What is expected:
If a line in the entries below contains "Transcend", copy it.

Listed entries:
[Start of Attachment]
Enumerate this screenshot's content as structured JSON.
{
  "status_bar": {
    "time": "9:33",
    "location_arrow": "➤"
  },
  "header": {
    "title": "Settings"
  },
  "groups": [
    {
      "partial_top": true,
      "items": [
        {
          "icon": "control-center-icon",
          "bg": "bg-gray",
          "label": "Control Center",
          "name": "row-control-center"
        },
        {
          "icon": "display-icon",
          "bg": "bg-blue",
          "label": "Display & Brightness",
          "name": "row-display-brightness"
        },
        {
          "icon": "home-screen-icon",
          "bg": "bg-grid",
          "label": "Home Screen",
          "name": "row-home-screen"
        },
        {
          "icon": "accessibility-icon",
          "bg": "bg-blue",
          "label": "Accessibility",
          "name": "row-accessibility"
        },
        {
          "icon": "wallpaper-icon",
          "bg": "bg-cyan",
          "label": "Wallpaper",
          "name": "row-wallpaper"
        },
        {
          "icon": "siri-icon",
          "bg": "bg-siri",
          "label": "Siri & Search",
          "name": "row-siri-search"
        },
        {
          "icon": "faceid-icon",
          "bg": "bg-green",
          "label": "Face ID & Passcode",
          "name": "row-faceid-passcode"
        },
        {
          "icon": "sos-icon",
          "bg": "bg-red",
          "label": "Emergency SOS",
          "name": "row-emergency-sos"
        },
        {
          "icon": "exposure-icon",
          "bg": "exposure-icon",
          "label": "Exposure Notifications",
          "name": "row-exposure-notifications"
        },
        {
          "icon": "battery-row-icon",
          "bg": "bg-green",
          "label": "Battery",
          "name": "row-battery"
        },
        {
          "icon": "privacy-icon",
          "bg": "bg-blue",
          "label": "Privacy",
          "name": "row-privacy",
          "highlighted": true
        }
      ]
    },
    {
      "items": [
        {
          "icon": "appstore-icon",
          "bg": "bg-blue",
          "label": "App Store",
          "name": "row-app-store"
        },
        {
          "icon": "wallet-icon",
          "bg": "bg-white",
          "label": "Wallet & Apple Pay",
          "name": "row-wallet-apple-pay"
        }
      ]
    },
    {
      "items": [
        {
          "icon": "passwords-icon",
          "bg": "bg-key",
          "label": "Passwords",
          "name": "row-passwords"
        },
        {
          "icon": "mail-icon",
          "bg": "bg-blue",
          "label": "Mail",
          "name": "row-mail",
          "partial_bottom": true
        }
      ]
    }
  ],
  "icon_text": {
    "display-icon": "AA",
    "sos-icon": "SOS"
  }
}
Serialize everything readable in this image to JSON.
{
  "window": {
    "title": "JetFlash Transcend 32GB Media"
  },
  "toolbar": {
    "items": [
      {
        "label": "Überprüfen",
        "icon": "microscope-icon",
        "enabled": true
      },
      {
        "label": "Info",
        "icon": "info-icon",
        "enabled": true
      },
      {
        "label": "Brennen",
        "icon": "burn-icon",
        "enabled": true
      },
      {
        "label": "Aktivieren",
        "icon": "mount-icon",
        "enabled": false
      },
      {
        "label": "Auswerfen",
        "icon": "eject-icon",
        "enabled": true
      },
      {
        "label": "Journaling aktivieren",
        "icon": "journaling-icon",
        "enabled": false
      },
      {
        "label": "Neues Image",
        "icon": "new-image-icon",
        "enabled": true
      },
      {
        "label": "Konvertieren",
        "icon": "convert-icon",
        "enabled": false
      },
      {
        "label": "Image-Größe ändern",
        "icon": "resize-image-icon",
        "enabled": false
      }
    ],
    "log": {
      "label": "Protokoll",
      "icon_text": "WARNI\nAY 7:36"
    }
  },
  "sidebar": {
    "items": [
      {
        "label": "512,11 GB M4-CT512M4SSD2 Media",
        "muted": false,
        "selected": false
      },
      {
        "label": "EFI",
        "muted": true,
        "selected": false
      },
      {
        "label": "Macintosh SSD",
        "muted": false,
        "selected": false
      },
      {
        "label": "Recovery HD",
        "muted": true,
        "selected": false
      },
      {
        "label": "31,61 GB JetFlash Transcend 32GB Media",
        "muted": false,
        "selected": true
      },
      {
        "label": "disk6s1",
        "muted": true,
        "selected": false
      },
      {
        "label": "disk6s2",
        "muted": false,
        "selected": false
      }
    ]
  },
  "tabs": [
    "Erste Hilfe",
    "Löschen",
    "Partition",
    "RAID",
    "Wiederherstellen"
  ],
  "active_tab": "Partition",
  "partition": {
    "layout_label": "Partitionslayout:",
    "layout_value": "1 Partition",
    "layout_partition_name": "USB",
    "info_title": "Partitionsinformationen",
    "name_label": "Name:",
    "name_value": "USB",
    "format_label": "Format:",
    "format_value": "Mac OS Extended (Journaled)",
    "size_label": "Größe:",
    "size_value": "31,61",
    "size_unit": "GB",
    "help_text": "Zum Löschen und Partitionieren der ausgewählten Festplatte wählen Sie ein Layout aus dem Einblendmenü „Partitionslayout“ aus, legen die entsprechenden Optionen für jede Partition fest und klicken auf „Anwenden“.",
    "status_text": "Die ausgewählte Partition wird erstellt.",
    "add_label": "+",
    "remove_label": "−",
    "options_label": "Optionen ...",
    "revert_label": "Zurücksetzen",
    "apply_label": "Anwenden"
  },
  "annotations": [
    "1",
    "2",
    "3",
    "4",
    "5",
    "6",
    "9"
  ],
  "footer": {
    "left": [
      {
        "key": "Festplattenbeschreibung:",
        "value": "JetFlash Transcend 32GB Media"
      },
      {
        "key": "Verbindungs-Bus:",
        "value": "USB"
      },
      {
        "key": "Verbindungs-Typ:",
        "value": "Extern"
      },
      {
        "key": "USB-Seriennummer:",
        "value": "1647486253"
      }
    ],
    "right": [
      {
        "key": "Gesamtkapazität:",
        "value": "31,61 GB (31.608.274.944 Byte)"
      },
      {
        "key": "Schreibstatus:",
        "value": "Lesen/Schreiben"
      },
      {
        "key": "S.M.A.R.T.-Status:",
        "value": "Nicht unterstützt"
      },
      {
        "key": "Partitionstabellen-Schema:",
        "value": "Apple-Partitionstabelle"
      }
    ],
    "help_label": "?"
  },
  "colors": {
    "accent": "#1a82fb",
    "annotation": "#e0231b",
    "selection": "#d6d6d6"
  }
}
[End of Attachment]
Output of the task:
    "title": "JetFlash Transcend 32GB Media"
        "label": "31,61 GB JetFlash Transcend 32GB Media",
        "value": "JetFlash Transcend 32GB Media"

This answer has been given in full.